**Problem to work on:** All of the data below should be printed again word for word, pictures excluded.

**Given information:**
○ ○ ○ ○ ○
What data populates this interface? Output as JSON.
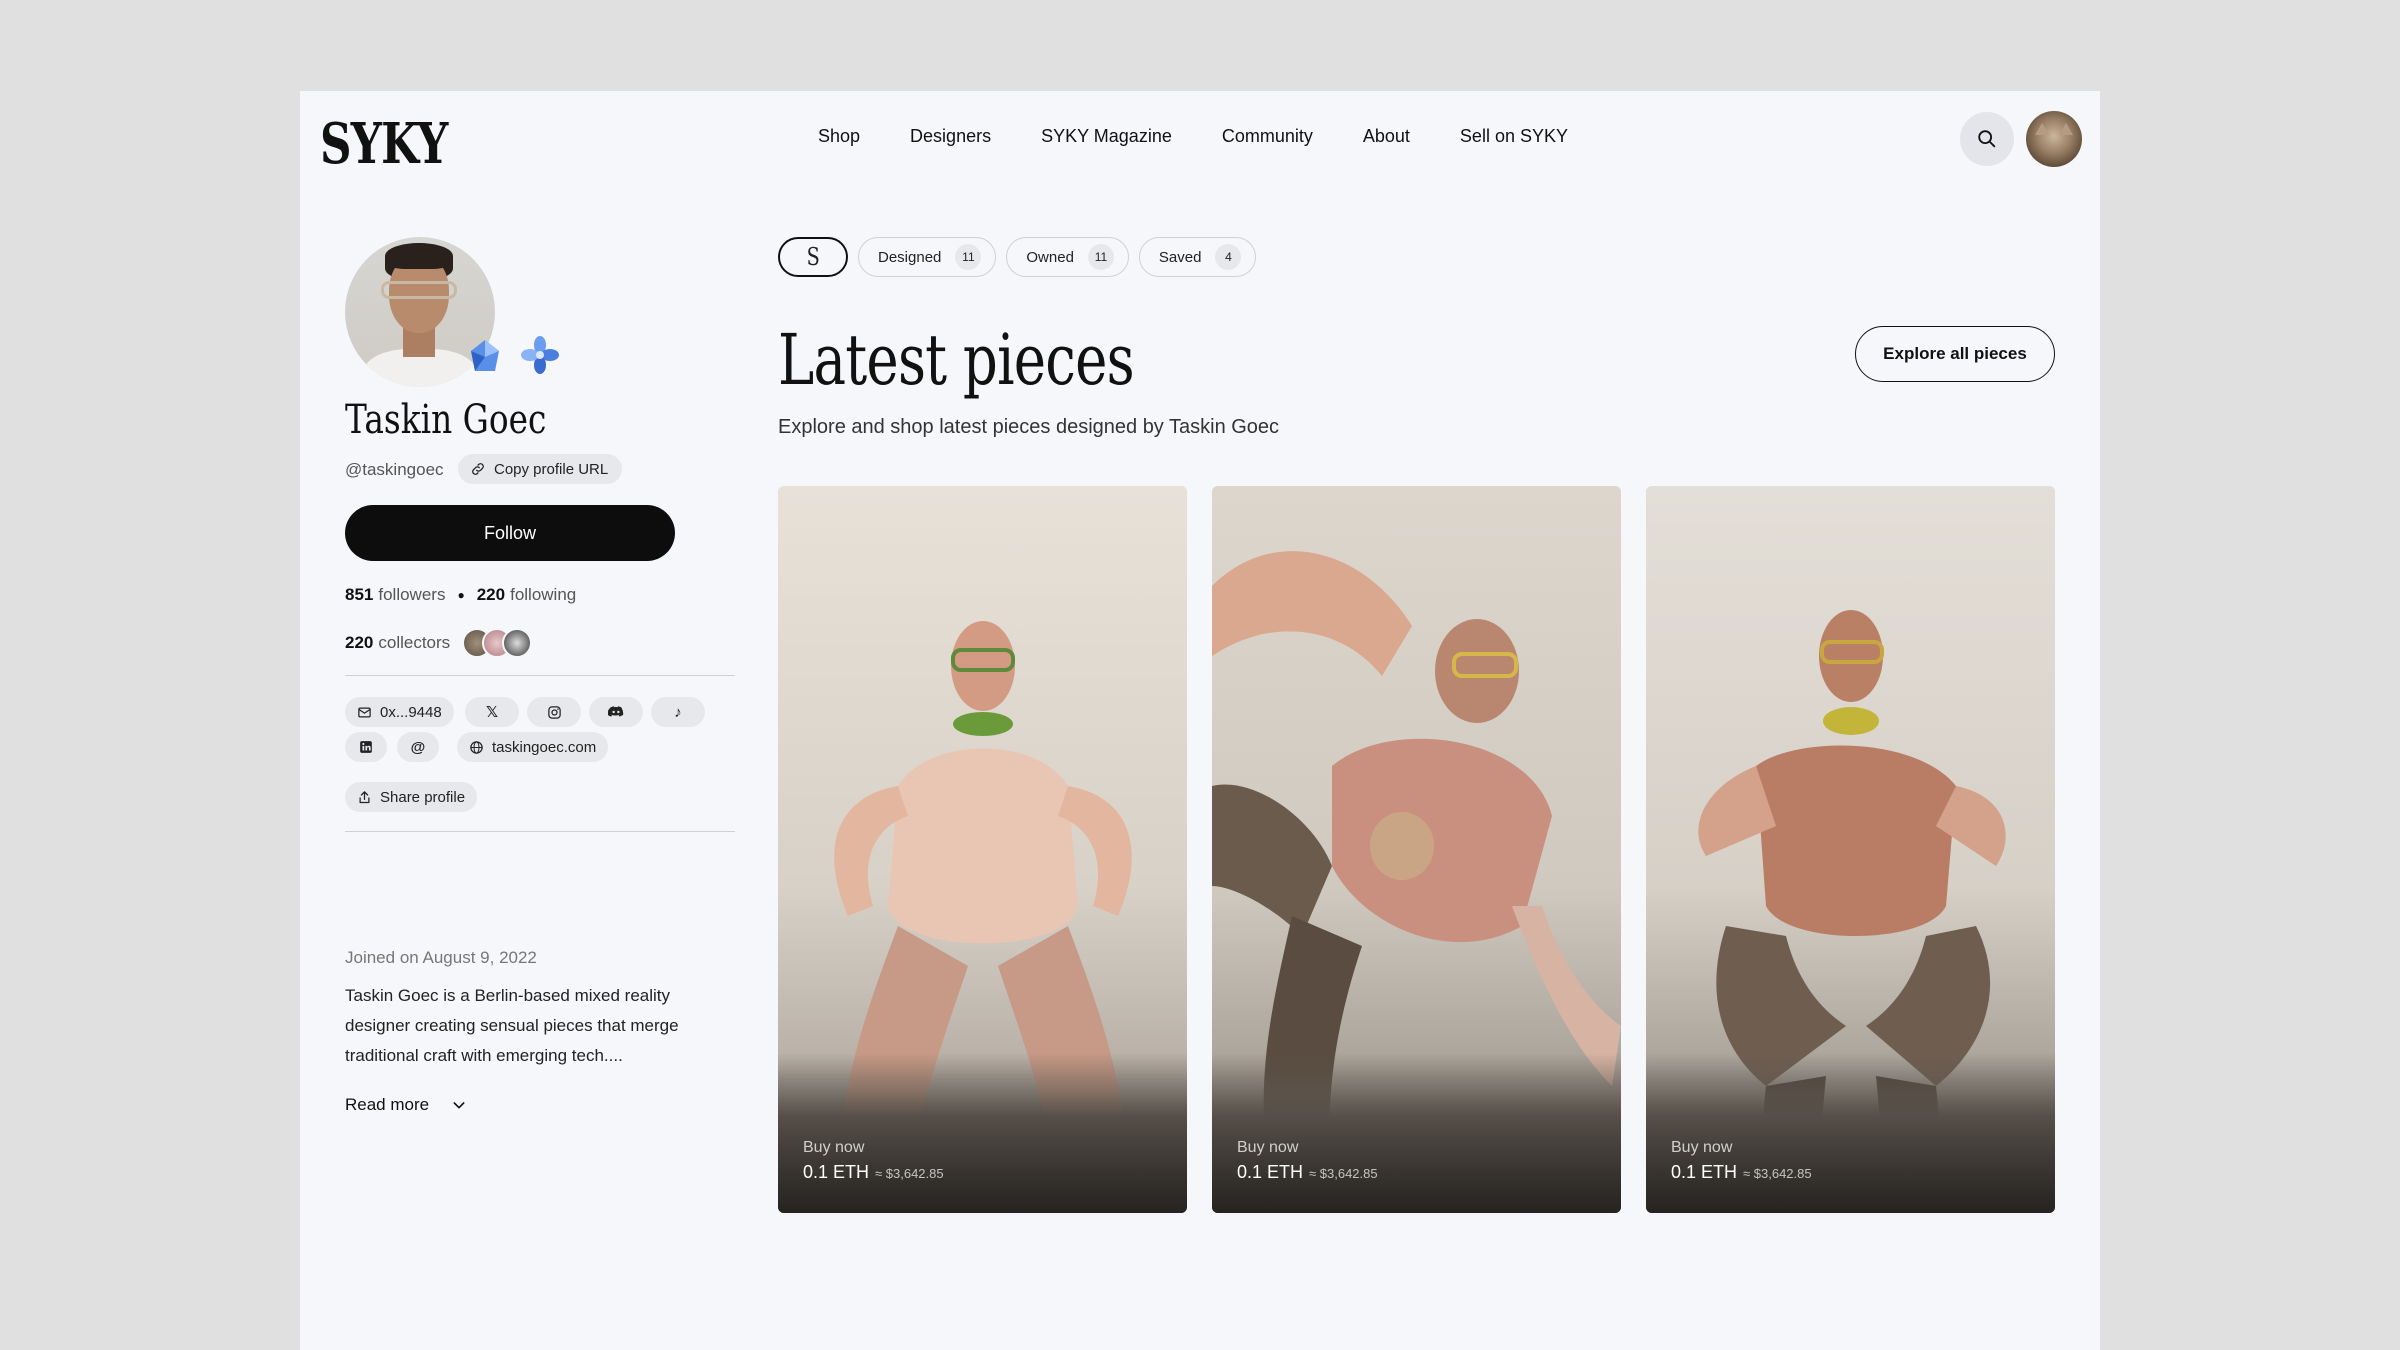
{
  "header": {
    "logo": "SYKY",
    "nav": [
      "Shop",
      "Designers",
      "SYKY Magazine",
      "Community",
      "About",
      "Sell on SYKY"
    ]
  },
  "profile": {
    "name": "Taskin Goec",
    "handle": "@taskingoec",
    "copy_url_label": "Copy profile URL",
    "follow_label": "Follow",
    "followers_count": "851",
    "followers_label": "followers",
    "following_count": "220",
    "following_label": "following",
    "collectors_count": "220",
    "collectors_label": "collectors",
    "wallet": "0x...9448",
    "website": "taskingoec.com",
    "share_label": "Share profile",
    "joined": "Joined on August 9, 2022",
    "bio": "Taskin Goec is a Berlin-based mixed reality designer creating sensual pieces that merge traditional craft with emerging tech....",
    "read_more": "Read more"
  },
  "tabs": {
    "logo": "S",
    "items": [
      {
        "label": "Designed",
        "count": "11"
      },
      {
        "label": "Owned",
        "count": "11"
      },
      {
        "label": "Saved",
        "count": "4"
      }
    ]
  },
  "main": {
    "title": "Latest pieces",
    "subtitle": "Explore and shop latest pieces designed by Taskin Goec",
    "explore_label": "Explore all pieces"
  },
  "cards": [
    {
      "buy_label": "Buy now",
      "price": "0.1 ETH",
      "usd": "≈ $3,642.85"
    },
    {
      "buy_label": "Buy now",
      "price": "0.1 ETH",
      "usd": "≈ $3,642.85"
    },
    {
      "buy_label": "Buy now",
      "price": "0.1 ETH",
      "usd": "≈ $3,642.85"
    }
  ],
  "colors": {
    "page_bg": "#e0e0e1",
    "window_bg": "#f6f7fa",
    "primary": "#0d0d0e",
    "chip_bg": "#e6e8ec"
  },
  "icons": [
    "search-icon",
    "link-icon",
    "mail-icon",
    "x-icon",
    "instagram-icon",
    "discord-icon",
    "tiktok-icon",
    "linkedin-icon",
    "threads-icon",
    "globe-icon",
    "share-icon",
    "chevron-down-icon"
  ]
}
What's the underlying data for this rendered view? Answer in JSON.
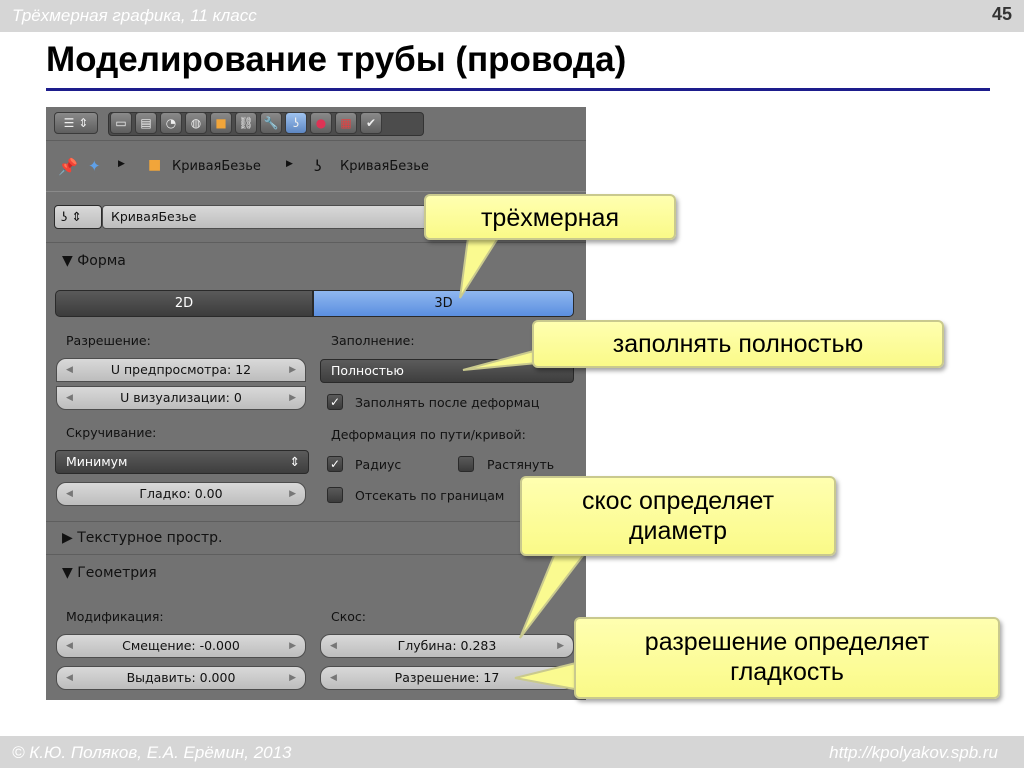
{
  "slide": {
    "course": "Трёхмерная графика, 11 класс",
    "page_number": "45",
    "title": "Моделирование трубы (провода)",
    "authors": "© К.Ю. Поляков, Е.А. Ерёмин, 2013",
    "url": "http://kpolyakov.spb.ru"
  },
  "panel": {
    "breadcrumb": {
      "object": "КриваяБезье",
      "data": "КриваяБезье"
    },
    "datablock_name": "КриваяБезье",
    "shape_section": {
      "header": "Форма",
      "toggle_2d": "2D",
      "toggle_3d": "3D",
      "resolution_label": "Разрешение:",
      "preview_u": "U предпросмотра: 12",
      "render_u": "U визуализации: 0",
      "fill_label": "Заполнение:",
      "fill_value": "Полностью",
      "fill_deformed": "Заполнять после деформац",
      "twist_label": "Скручивание:",
      "twist_value": "Минимум",
      "smooth": "Гладко: 0.00",
      "path_deform_label": "Деформация по пути/кривой:",
      "radius": "Радиус",
      "stretch": "Растянуть",
      "bounds_clamp": "Отсекать по границам"
    },
    "texture_section": {
      "header": "Текстурное простр."
    },
    "geometry_section": {
      "header": "Геометрия",
      "modification_label": "Модификация:",
      "offset": "Смещение: -0.000",
      "extrude": "Выдавить: 0.000",
      "bevel_label": "Скос:",
      "depth": "Глубина: 0.283",
      "resolution": "Разрешение: 17"
    }
  },
  "callouts": {
    "three_d": "трёхмерная",
    "fill_full": "заполнять полностью",
    "bevel_line1": "скос определяет",
    "bevel_line2": "диаметр",
    "res_line1": "разрешение определяет",
    "res_line2": "гладкость"
  },
  "colors": {
    "callout_fill": "#fafa90",
    "panel_bg": "#727272",
    "active_toggle": "#6f9fe8",
    "title_rule": "#1d1d8c"
  }
}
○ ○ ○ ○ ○
**Exercise output:**
What data populates this interface? Output as JSON.
{
  "header": {
    "logo": "SYKY",
    "nav": [
      "Shop",
      "Designers",
      "SYKY Magazine",
      "Community",
      "About",
      "Sell on SYKY"
    ]
  },
  "profile": {
    "name": "Taskin Goec",
    "handle": "@taskingoec",
    "copy_url_label": "Copy profile URL",
    "follow_label": "Follow",
    "followers_count": "851",
    "followers_label": "followers",
    "following_count": "220",
    "following_label": "following",
    "collectors_count": "220",
    "collectors_label": "collectors",
    "wallet": "0x...9448",
    "website": "taskingoec.com",
    "share_label": "Share profile",
    "joined": "Joined on August 9, 2022",
    "bio": "Taskin Goec is a Berlin-based mixed reality designer creating sensual pieces that merge traditional craft with emerging tech....",
    "read_more": "Read more"
  },
  "tabs": {
    "logo": "S",
    "items": [
      {
        "label": "Designed",
        "count": "11"
      },
      {
        "label": "Owned",
        "count": "11"
      },
      {
        "label": "Saved",
        "count": "4"
      }
    ]
  },
  "main": {
    "title": "Latest pieces",
    "subtitle": "Explore and shop latest pieces designed by Taskin Goec",
    "explore_label": "Explore all pieces"
  },
  "cards": [
    {
      "buy_label": "Buy now",
      "price": "0.1 ETH",
      "usd": "≈ $3,642.85"
    },
    {
      "buy_label": "Buy now",
      "price": "0.1 ETH",
      "usd": "≈ $3,642.85"
    },
    {
      "buy_label": "Buy now",
      "price": "0.1 ETH",
      "usd": "≈ $3,642.85"
    }
  ],
  "colors": {
    "page_bg": "#e0e0e1",
    "window_bg": "#f6f7fa",
    "primary": "#0d0d0e",
    "chip_bg": "#e6e8ec"
  },
  "icons": [
    "search-icon",
    "link-icon",
    "mail-icon",
    "x-icon",
    "instagram-icon",
    "discord-icon",
    "tiktok-icon",
    "linkedin-icon",
    "threads-icon",
    "globe-icon",
    "share-icon",
    "chevron-down-icon"
  ]
}
What's the underlying data for this rendered view? Answer in JSON.
{
  "slide": {
    "course": "Трёхмерная графика, 11 класс",
    "page_number": "45",
    "title": "Моделирование трубы (провода)",
    "authors": "© К.Ю. Поляков, Е.А. Ерёмин, 2013",
    "url": "http://kpolyakov.spb.ru"
  },
  "panel": {
    "breadcrumb": {
      "object": "КриваяБезье",
      "data": "КриваяБезье"
    },
    "datablock_name": "КриваяБезье",
    "shape_section": {
      "header": "Форма",
      "toggle_2d": "2D",
      "toggle_3d": "3D",
      "resolution_label": "Разрешение:",
      "preview_u": "U предпросмотра: 12",
      "render_u": "U визуализации: 0",
      "fill_label": "Заполнение:",
      "fill_value": "Полностью",
      "fill_deformed": "Заполнять после деформац",
      "twist_label": "Скручивание:",
      "twist_value": "Минимум",
      "smooth": "Гладко: 0.00",
      "path_deform_label": "Деформация по пути/кривой:",
      "radius": "Радиус",
      "stretch": "Растянуть",
      "bounds_clamp": "Отсекать по границам"
    },
    "texture_section": {
      "header": "Текстурное простр."
    },
    "geometry_section": {
      "header": "Геометрия",
      "modification_label": "Модификация:",
      "offset": "Смещение: -0.000",
      "extrude": "Выдавить: 0.000",
      "bevel_label": "Скос:",
      "depth": "Глубина: 0.283",
      "resolution": "Разрешение: 17"
    }
  },
  "callouts": {
    "three_d": "трёхмерная",
    "fill_full": "заполнять полностью",
    "bevel_line1": "скос определяет",
    "bevel_line2": "диаметр",
    "res_line1": "разрешение определяет",
    "res_line2": "гладкость"
  },
  "colors": {
    "callout_fill": "#fafa90",
    "panel_bg": "#727272",
    "active_toggle": "#6f9fe8",
    "title_rule": "#1d1d8c"
  }
}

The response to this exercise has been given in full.